A Bad Idea
Kelley McDaniel
Break
After I had my right leg amputated from the knee down, my family decided it was time for a trip to Disneyworld. My mother tells us she was accepted into Harvard, but it is times like these I wonder.
I have been fitted with a plastic prosthetic, and took the liberty of livening it up with a Barbie-pink color of toenail polish. I'm still fairly inept at walking, so I have crutches and a wheelchair for the longer hauls. When I can walk like a human again, I will invest in the prosthetic leg fit for heels, and then I will take the world for my own—a plastic foot in stilettos that glitter and clack.
For now I am stuck with flat feet and what my physical therapist refers to as the "stumbly wumblies." As we stretch our way out of the white rental van and make our way from our handicap spot to the entrance, I jerk along without the use of crutches until my knee wobbles in its artificial joint and I dip forward. My mother hands me my crutches. There is a woman in a nurse's outfit to our right pushing an elderly lady with bunned-up hair and a shawl that is blindingly silver in the light. Mother notices the nurse noticing me and says, "She knows what's up."
I do not think I even know what's up, so it's a good thing my mother has this knowledge and also the knowledge of all others who are in on the knowledge.
It's warm outside, but my body squeezes out fluids from my pores in disproportion to the temperature.
"Remind me whose idea this was so I can beat them with my leg," I say.
"Don't worry, Sarah. This is going to be fun." My father grips my shoulder in a reassuring father-grasp. He says, "You're going to be fine," in the way that people say it who are worried that everything is not going to be fine.
I can think of many words besides "fine" to describe how I knew this trip was going to be. For months after my mother's initial declaration that this is where we should go, we battled. There was screaming and glass shattered against hard surfaces and words that can only be forgiven and never forgotten. But I got tired out, and adopted the attitude that I would go along if only to prove to them what a bad idea they had. I was grumpier still when my doctor agreed that a safe exposure and trip gone well this early in my recovery could keep me from a lifetime of fright and help me to enjoy the same things I always have. Exposure therapy. After all, Disneyworld isn't like your run-of-the-mill carnival. It's safe. I thought you've got to be kidding me and felt the burn of fright flood my eyes.
There is a woman waiting outside the gift shop with a wheelchair for me. It is cheap blue leather and makes me think of a pair of walking shoes after being worn every day for five years by a 300 pound person. It farts as I sink into it. My brother, older by a minute but none the wiser, is along for the trip and takes over the job of wheeling me along. We approach the gates and an air of uneasiness reaches us. There is whispering and looks of horror and women holding their hands to their mouths in gasps.

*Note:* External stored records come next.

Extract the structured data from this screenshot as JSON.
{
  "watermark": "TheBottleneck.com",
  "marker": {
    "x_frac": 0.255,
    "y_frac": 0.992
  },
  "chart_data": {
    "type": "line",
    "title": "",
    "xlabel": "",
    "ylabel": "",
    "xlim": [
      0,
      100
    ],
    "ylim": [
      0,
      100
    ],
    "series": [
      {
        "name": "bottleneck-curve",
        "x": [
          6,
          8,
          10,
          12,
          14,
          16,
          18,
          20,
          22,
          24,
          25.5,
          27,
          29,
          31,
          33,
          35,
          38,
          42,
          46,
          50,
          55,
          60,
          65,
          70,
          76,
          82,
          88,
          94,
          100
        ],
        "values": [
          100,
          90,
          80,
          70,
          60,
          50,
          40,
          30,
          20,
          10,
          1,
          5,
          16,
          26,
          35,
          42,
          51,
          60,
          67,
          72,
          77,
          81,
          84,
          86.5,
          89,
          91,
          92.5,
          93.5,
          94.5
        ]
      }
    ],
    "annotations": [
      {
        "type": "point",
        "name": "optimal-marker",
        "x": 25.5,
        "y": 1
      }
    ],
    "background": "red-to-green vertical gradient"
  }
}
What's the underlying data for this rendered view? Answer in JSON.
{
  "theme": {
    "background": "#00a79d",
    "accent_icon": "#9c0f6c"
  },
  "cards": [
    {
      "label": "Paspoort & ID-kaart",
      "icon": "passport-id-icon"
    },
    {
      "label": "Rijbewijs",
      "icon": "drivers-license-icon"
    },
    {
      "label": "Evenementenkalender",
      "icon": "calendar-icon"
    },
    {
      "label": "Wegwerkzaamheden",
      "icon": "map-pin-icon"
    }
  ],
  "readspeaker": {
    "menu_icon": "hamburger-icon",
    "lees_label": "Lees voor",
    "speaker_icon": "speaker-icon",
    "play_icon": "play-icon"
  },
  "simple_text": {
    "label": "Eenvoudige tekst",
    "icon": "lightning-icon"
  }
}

Sirens sound behind us and we turn around to witness an ambulance scream up to the entrance. The back doors are opened out, waiting. We turn back around to find the cause of the commotion. A girl barely younger than me, maybe 13 or 14, is being wheeled on a stretcher through the crowded gates towards the ambulance. Her legs are strapped down and her blood has saturated the cream blankets below her waist.
There is suddenly no sound. The world fades around me like trees in a snowstorm, and I plunge into an ice-bath of a reality already lived. I am leaning on the bar of the ferris-wheel cart. It gives. I am plummeting face down from far above the ground. It feels like the vertigo you sometimes get before you are asleep, when you fall for no reason back into a sharp awakeness with a jump forward and a thump of the heart, only there is no sleeping or waking up. I flail my arms out at my sides and in front of me. There is nothing I can do. I know that I am going to die. I crash into the inner network of red poles that blink in the night, feeling things crunch. My leg snags and I am left dangling, watching a crowd gather beneath me. I feel the blood begin pouring itself from my limbs to my head, where it pools and throbs and turns my face red and makes my eyes pop. Like a person freshly hanged, I swing slowly from my masticated limb.
Then I am back outside Disneyworld, feeling the hotness of the day and the clamminess of my skin on leather with the stench of wear. I shake my head, clearing away the fogginess left by my flashback, and roll myself over to the parents standing outside the ambulance. The woman heaves into the man's chest as the girl's stretcher is lifted into the back of the ambulance.
I remove my prosthetic leg. "Here," I say, griping the leg tightly and feeling the plastic frame beneath rubbery faux flesh. I hold it out to the couple. They stare down at me. "You might need it," I say. They say nothing with words, but their eyes question and accuse. "Don't worry," I go on. "I'm not too attached to it." I set it upright on the ground and roll off back towards the car.
I turn my head slightly. "Good call, Mom," I say.
Kelley McDaniel is an undergrad at Washington State University majoring in a mostly useless field and neglecting her assignments in order to focus on advancing her potential career as a writer. She has been published twice in the literary magazine LandEscapes.